In an age when professional athletes discourage young fans from considering them as heroes, what do you, as a profession­al athlete, believe was your responsibility to young people?

I am a Christian, and I believe that the Lord has a plan for each one of us. His plan for my life has been a wonderful plan, and I believe that my obligation for the many blessings He has given me is to live my life as an example for children. The Lord has given me wonderful things. He has allowed me to travel, to meet millions of people, and to affect many lives along the way. And if I can affect those lives in a positive way, whether it’s something I say, or something I do, or something I give, or just living my life as an example, then I believe that I have lived up to my responsibility. A lot of athletes may not feel that way, but I believe that with blessings and good fortune goes responsibility – and for a Christian person that responsibility is something that is joyful, something that you cherish.

What does the future hold for you? Will you return to profes­sional baseball in some capacity?

At the present time, I am reaping what I consider to be the “ultimate benefit” of my success as a major league baseball player. The financial rewards have allowed me to experience some things in life that I’ve always dreamed about, to have a nice home in Florida, and to be able to provide my children with a fine education.
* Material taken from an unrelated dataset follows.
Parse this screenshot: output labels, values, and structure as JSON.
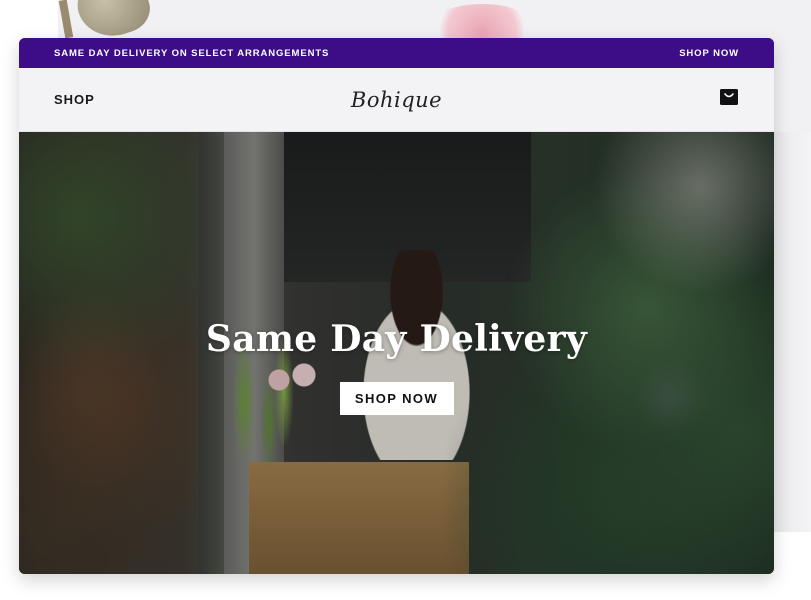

I am leading a very private life now, and I’m living it day to day with the security of knowing that it will take care of itself as time goes on. Once my children are in college, then I may have the freedom to return to a life that would involve travel. To be in baseball, you must accept a life of travel – and that is something I walked away from in 1989 when I retired. A life of travel also means that you can’t always be there for the family and kids – that is my priority now. Somewhere down the road baseball will be a part of my life again. The sport has been my life. It’s been everything to me. I met my wife as a result of baseball, I have a beautiful home as a result of baseball, and I have what few men can say they have. I have over fifty good, solid friendships because of baseball. For a man to be able to say that he has fifty close friends means that he has had a special life.


For Further Reading

Dolson, Frank. Beating the Bushes: Life in the Minor Leagues. South Bend: Icarus Press, 1982.

Honig, Donald. The Philadelphia Phillies: An Illustrated History. New York: Simon and Schuster, 1992.

____. The Power Hitters. St. Louis: The 1992. Sporting News, 1989.

Lewis, Allen. The Philadelphia Phillies: A Pictorial History. Virginia Beach: JCP Corporation, 1981.

Schmidt, Mike. Always on the Offense. New York: Atheneum, 1982.

Schmidt, Mike, and Rob Ellis. The Mike Schmidt Study: Hitting Theory, Skills and Technique. Atlanta: McGriff and Bell, Inc., 1994.

Winegardner, Mark. Prophet of the Sandlots: Journeys with a Major League Scout. New York: Atlantic Monthly Press, 1990.


The author wishes to thank his boyhood hero, Mike Schmidt, for taking time out of a demanding schedule to give this interview.


William C. Kashatus III is a regular contributor to Pennsylvania Heritage. A teacher and coach at the William Penn Charter School in Philadelphia, he has written about baseball for several publications, including the Philadelphia Inquirer, the Philadelphia Daily News, and American History Illustrated.